Few are thy days, and full of woe,
O man, of woman born!
Thy doom is written, ‘Dust thou art,
and shalt to dust return.’
Behold the emblem of thy state
in flow’rs that bloom and die,
Or in the shadow’s fleeting form,
that mocks the gazer’s eye.
Guilty and frail, how shalt thou stand
before thy sov’reign Lord?
Can troubled and polluted springs
a hallowed stream afford?
Determined are the days that fly
successive o’er thy head;
The numbered hour is on the wing
that lays thee with the dead.
Great God! afflict not in thy wrath
the short allotted span
That bounds the few and weary days
of pilgrimage to man.
All nature dies, and lives again:
the flow’r that paints the field,
The trees that crown the mountain’s brow,
and boughs and blossoms yield,
Resign the honours of their form
at Winter’s stormy blast,
And leave the naked leafless plain
a desolated waste.
Yet soon reviving plants and flow’rs
anew shall deck the plain;
The woods shall hear the voice of Spring,
and flourish green again.
But man forsakes this earthly scene,
ah! never to return:
Shall any foll’wing spring revive
the ashes of the urn?
The mighty flood that rolls along
its torrents to the main,
Can ne’er recall its waters lost
from that abyss again.
So days, and years, and ages past,
descending down to night,
Can henceforth never more return
back to the gates of light;
And man, when laid in lonesome grave,
shall sleep in Death’s dark gloom,
Until th’ eternal morning wake

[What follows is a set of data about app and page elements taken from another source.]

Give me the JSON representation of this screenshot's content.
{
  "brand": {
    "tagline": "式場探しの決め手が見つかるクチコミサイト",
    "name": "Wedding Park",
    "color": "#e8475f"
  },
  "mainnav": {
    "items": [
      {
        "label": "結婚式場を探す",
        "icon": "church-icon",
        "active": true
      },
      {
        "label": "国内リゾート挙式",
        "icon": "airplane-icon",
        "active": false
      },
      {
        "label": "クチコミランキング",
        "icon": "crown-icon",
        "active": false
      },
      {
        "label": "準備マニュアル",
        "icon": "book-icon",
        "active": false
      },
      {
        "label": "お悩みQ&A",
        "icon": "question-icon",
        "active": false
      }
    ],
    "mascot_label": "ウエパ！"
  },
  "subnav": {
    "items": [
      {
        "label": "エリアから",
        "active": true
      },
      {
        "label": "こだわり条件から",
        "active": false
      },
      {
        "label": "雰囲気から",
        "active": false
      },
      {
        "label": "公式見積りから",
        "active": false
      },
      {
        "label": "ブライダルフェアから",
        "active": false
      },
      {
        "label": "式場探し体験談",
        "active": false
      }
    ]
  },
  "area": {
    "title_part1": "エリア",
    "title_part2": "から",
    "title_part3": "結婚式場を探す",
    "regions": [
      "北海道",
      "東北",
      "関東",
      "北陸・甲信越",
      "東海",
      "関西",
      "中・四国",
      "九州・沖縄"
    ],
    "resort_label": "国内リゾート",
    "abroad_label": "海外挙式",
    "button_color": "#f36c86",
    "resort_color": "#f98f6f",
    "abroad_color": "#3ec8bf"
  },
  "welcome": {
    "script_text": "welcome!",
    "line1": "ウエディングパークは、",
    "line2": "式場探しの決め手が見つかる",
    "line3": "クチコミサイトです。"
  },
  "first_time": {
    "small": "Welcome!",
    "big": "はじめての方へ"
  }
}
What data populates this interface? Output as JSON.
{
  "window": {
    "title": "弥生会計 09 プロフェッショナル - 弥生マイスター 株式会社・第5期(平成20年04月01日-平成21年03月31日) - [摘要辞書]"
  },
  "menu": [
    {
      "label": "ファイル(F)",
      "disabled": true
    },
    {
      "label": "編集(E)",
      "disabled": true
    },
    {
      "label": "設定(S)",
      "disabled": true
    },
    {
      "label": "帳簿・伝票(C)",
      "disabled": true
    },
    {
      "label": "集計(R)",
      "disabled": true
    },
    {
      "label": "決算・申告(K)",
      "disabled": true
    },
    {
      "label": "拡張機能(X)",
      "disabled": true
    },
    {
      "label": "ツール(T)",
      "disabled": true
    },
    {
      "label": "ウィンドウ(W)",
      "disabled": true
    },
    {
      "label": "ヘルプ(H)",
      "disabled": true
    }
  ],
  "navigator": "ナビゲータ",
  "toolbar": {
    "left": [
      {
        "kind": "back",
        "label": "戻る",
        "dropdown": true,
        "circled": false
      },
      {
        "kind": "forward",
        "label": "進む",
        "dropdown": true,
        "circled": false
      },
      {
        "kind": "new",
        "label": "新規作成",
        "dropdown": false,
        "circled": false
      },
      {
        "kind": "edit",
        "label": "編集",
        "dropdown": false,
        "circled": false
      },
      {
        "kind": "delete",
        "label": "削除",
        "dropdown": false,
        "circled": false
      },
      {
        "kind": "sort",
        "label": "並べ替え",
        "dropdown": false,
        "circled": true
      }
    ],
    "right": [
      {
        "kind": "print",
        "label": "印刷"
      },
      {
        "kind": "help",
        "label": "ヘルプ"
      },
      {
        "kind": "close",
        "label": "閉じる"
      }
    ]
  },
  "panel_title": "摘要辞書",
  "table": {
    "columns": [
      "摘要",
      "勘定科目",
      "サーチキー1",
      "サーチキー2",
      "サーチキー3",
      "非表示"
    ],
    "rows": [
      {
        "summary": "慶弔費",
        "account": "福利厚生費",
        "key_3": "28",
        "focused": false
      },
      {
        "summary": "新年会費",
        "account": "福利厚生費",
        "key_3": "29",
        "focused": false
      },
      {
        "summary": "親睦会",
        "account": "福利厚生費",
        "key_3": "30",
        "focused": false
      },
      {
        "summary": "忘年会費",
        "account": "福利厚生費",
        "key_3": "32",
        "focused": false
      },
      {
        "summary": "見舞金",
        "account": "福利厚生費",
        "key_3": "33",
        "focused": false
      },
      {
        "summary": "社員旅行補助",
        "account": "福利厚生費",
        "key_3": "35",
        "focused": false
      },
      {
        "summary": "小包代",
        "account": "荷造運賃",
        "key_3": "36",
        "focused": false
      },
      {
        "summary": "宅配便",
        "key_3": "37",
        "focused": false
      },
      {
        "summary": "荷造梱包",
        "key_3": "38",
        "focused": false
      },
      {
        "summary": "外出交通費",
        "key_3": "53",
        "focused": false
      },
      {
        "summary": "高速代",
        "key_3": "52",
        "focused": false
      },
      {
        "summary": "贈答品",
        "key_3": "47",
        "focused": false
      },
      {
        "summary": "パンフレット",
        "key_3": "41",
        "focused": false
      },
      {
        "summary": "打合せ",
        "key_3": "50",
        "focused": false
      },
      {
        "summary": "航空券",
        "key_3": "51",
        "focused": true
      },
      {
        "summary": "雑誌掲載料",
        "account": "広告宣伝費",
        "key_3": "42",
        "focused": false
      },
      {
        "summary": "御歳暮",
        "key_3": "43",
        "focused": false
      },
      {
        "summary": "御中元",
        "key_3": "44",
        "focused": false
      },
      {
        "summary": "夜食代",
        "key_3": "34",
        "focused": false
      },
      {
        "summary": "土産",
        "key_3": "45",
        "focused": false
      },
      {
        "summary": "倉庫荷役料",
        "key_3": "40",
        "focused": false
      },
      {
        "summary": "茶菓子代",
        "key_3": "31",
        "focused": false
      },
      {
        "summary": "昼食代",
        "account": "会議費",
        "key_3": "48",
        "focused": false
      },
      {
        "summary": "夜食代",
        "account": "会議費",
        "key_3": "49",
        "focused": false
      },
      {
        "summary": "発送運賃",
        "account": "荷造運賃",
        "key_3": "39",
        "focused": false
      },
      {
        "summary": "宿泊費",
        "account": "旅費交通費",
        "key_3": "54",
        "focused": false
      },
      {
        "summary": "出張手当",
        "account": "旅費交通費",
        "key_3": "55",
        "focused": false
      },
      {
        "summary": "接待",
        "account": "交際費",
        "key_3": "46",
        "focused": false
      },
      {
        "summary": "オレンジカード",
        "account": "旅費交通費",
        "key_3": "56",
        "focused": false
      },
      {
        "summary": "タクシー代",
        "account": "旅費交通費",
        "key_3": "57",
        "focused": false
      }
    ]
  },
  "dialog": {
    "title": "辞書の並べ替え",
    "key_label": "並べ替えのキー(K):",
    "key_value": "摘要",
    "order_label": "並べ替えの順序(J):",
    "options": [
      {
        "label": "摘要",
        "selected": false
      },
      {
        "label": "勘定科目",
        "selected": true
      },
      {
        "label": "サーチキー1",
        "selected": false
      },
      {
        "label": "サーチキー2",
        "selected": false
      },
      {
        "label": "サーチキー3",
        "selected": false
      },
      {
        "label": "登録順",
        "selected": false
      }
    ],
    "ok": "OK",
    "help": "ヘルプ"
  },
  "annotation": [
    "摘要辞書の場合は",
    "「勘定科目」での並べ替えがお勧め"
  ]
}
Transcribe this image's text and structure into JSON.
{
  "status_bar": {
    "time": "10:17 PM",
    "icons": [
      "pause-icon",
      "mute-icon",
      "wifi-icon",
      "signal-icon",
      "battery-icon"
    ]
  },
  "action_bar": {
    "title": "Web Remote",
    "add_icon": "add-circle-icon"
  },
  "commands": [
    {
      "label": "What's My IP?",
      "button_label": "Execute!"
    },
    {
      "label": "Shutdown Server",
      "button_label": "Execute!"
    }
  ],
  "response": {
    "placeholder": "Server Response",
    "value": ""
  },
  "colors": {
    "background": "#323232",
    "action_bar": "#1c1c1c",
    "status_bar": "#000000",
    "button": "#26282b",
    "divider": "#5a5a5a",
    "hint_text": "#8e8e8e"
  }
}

the slumbers of the tomb,
O may the grave become to me
the bed of peaceful rest,
Whence I shall gladly rise at length,
and mingle with the blest!
Cheered by this hope, with patient mind,
I’ll wait Heav’n’s high decree,
Till the appointed period come,
when death shall set me free.
Few are thy days and full of woe. M. Bruce. [The Resurrection.] From evidence elsewhere produced l we believe the original of this hymn to have been written by M. Bruce about 1764; that the same was handed by Bruce's father to John Logan a short time after Bruce's death (in 1767), and that it was published by J. Logan in his Poems, 1781, p. 95, No. 2, as his own. The nearest approach to the original text now attainable is given in Dr. Mackelvie's edition of Bruce's Works with Life, 1837,pp. 254-57; and Dr. Grosart's Works of M. Bruce, 1865, pp. 127-130. In the same year that Logan's Poems were published, the new and revised edition of the Scottish Translations and Paraphrases was issued, and therein, as No. viii., was given a paraphrase of Job xiv. 1-15, in which six of the fourteen stanzas are almost entirely from this hymn, and the remaining eight are but the amplification of the thoughts which are found in the remaining stanzas of the original. This version, which has been in use in the Church of Scotland for more than 100 years, should therefore be designated "Michael Bruce altered by John Logan."
In addition to abbreviations of the text which begin with stanza i., the following centos are in common use:—
1. All nature dies and lives again. This cento in Dabney's Psalms & Hymns 1821, and later editions and other collections, is composed of stanzas vi.-viii., xii.-xiv.
2. The mighty flood that rolls. Composed of stanzas x.-iv. altered to S.M. in the American Prayer Book Psalms & Hymns, 1826, and later editions, and others.
3. The winter past, reviving flower. Composed of stanzas viii., ix. altered, with three additional stanzas from another source. This is No. 306 in the American German Reformed Psalms & Hymns, 1834, and later editions.
--John Julian, Dictionary of Hymnology (1907)